» Provided entries

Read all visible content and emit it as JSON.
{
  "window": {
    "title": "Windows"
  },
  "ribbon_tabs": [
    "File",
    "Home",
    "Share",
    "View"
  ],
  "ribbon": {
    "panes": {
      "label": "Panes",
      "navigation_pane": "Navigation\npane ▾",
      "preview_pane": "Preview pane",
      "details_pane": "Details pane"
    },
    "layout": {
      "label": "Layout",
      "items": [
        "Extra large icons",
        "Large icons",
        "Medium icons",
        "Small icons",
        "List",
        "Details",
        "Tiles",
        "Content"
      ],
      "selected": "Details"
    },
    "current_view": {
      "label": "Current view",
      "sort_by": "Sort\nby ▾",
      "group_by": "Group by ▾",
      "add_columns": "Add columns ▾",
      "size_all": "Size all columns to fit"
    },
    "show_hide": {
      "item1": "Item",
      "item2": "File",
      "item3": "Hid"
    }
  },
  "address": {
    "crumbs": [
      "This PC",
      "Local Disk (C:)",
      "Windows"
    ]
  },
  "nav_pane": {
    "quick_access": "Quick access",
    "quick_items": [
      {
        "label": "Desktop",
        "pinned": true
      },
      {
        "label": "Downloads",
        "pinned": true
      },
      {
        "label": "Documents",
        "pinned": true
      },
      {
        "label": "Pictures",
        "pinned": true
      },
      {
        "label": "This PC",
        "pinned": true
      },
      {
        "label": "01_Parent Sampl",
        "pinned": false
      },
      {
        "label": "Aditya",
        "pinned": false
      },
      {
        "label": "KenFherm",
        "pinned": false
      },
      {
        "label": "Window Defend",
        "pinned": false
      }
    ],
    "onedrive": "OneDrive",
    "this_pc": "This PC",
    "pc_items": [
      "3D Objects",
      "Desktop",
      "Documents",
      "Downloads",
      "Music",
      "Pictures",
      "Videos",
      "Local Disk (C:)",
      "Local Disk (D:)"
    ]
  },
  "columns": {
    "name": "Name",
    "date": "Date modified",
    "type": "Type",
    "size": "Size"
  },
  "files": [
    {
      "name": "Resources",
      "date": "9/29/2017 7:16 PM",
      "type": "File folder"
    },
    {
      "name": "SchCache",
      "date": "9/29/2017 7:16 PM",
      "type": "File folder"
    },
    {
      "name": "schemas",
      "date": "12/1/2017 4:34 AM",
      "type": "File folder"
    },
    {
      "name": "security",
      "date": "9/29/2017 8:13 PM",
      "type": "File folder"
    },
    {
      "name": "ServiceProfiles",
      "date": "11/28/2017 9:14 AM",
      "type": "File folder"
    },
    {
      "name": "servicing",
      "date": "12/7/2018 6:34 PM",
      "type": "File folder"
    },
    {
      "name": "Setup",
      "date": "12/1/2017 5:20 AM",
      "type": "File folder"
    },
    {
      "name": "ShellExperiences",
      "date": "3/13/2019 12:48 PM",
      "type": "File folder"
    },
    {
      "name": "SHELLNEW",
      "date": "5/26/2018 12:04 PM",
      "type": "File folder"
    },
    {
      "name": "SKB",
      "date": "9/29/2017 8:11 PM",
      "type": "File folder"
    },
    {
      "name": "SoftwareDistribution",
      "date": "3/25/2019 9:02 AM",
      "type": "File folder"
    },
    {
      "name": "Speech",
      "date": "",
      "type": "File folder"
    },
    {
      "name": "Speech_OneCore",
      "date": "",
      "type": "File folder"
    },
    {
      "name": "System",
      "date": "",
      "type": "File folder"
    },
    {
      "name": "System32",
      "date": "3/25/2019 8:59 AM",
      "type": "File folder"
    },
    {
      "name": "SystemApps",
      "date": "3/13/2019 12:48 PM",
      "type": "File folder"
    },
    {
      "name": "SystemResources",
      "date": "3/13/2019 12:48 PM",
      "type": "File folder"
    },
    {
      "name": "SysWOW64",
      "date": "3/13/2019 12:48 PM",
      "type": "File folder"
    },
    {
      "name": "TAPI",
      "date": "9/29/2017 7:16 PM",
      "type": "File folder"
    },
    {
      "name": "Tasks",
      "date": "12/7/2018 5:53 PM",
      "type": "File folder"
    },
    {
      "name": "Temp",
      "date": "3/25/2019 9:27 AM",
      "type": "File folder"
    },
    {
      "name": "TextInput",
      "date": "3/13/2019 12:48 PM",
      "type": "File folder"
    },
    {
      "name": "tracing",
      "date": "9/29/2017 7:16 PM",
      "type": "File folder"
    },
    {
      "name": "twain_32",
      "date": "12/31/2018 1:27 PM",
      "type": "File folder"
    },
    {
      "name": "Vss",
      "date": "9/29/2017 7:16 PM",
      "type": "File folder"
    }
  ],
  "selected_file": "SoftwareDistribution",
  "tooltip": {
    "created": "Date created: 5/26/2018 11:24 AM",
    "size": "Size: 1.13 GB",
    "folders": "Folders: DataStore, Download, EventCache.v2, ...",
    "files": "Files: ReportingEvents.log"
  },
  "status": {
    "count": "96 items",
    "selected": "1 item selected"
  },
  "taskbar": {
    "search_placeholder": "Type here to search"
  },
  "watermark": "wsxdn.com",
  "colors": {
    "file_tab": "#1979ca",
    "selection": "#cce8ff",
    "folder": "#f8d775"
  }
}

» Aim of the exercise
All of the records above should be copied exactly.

» Written response
Read all visible content and emit it as JSON.
{
  "window": {
    "title": "Windows"
  },
  "ribbon_tabs": [
    "File",
    "Home",
    "Share",
    "View"
  ],
  "ribbon": {
    "panes": {
      "label": "Panes",
      "navigation_pane": "Navigation\npane ▾",
      "preview_pane": "Preview pane",
      "details_pane": "Details pane"
    },
    "layout": {
      "label": "Layout",
      "items": [
        "Extra large icons",
        "Large icons",
        "Medium icons",
        "Small icons",
        "List",
        "Details",
        "Tiles",
        "Content"
      ],
      "selected": "Details"
    },
    "current_view": {
      "label": "Current view",
      "sort_by": "Sort\nby ▾",
      "group_by": "Group by ▾",
      "add_columns": "Add columns ▾",
      "size_all": "Size all columns to fit"
    },
    "show_hide": {
      "item1": "Item",
      "item2": "File",
      "item3": "Hid"
    }
  },
  "address": {
    "crumbs": [
      "This PC",
      "Local Disk (C:)",
      "Windows"
    ]
  },
  "nav_pane": {
    "quick_access": "Quick access",
    "quick_items": [
      {
        "label": "Desktop",
        "pinned": true
      },
      {
        "label": "Downloads",
        "pinned": true
      },
      {
        "label": "Documents",
        "pinned": true
      },
      {
        "label": "Pictures",
        "pinned": true
      },
      {
        "label": "This PC",
        "pinned": true
      },
      {
        "label": "01_Parent Sampl",
        "pinned": false
      },
      {
        "label": "Aditya",
        "pinned": false
      },
      {
        "label": "KenFherm",
        "pinned": false
      },
      {
        "label": "Window Defend",
        "pinned": false
      }
    ],
    "onedrive": "OneDrive",
    "this_pc": "This PC",
    "pc_items": [
      "3D Objects",
      "Desktop",
      "Documents",
      "Downloads",
      "Music",
      "Pictures",
      "Videos",
      "Local Disk (C:)",
      "Local Disk (D:)"
    ]
  },
  "columns": {
    "name": "Name",
    "date": "Date modified",
    "type": "Type",
    "size": "Size"
  },
  "files": [
    {
      "name": "Resources",
      "date": "9/29/2017 7:16 PM",
      "type": "File folder"
    },
    {
      "name": "SchCache",
      "date": "9/29/2017 7:16 PM",
      "type": "File folder"
    },
    {
      "name": "schemas",
      "date": "12/1/2017 4:34 AM",
      "type": "File folder"
    },
    {
      "name": "security",
      "date": "9/29/2017 8:13 PM",
      "type": "File folder"
    },
    {
      "name": "ServiceProfiles",
      "date": "11/28/2017 9:14 AM",
      "type": "File folder"
    },
    {
      "name": "servicing",
      "date": "12/7/2018 6:34 PM",
      "type": "File folder"
    },
    {
      "name": "Setup",
      "date": "12/1/2017 5:20 AM",
      "type": "File folder"
    },
    {
      "name": "ShellExperiences",
      "date": "3/13/2019 12:48 PM",
      "type": "File folder"
    },
    {
      "name": "SHELLNEW",
      "date": "5/26/2018 12:04 PM",
      "type": "File folder"
    },
    {
      "name": "SKB",
      "date": "9/29/2017 8:11 PM",
      "type": "File folder"
    },
    {
      "name": "SoftwareDistribution",
      "date": "3/25/2019 9:02 AM",
      "type": "File folder"
    },
    {
      "name": "Speech",
      "date": "",
      "type": "File folder"
    },
    {
      "name": "Speech_OneCore",
      "date": "",
      "type": "File folder"
    },
    {
      "name": "System",
      "date": "",
      "type": "File folder"
    },
    {
      "name": "System32",
      "date": "3/25/2019 8:59 AM",
      "type": "File folder"
    },
    {
      "name": "SystemApps",
      "date": "3/13/2019 12:48 PM",
      "type": "File folder"
    },
    {
      "name": "SystemResources",
      "date": "3/13/2019 12:48 PM",
      "type": "File folder"
    },
    {
      "name": "SysWOW64",
      "date": "3/13/2019 12:48 PM",
      "type": "File folder"
    },
    {
      "name": "TAPI",
      "date": "9/29/2017 7:16 PM",
      "type": "File folder"
    },
    {
      "name": "Tasks",
      "date": "12/7/2018 5:53 PM",
      "type": "File folder"
    },
    {
      "name": "Temp",
      "date": "3/25/2019 9:27 AM",
      "type": "File folder"
    },
    {
      "name": "TextInput",
      "date": "3/13/2019 12:48 PM",
      "type": "File folder"
    },
    {
      "name": "tracing",
      "date": "9/29/2017 7:16 PM",
      "type": "File folder"
    },
    {
      "name": "twain_32",
      "date": "12/31/2018 1:27 PM",
      "type": "File folder"
    },
    {
      "name": "Vss",
      "date": "9/29/2017 7:16 PM",
      "type": "File folder"
    }
  ],
  "selected_file": "SoftwareDistribution",
  "tooltip": {
    "created": "Date created: 5/26/2018 11:24 AM",
    "size": "Size: 1.13 GB",
    "folders": "Folders: DataStore, Download, EventCache.v2, ...",
    "files": "Files: ReportingEvents.log"
  },
  "status": {
    "count": "96 items",
    "selected": "1 item selected"
  },
  "taskbar": {
    "search_placeholder": "Type here to search"
  },
  "watermark": "wsxdn.com",
  "colors": {
    "file_tab": "#1979ca",
    "selection": "#cce8ff",
    "folder": "#f8d775"
  }
}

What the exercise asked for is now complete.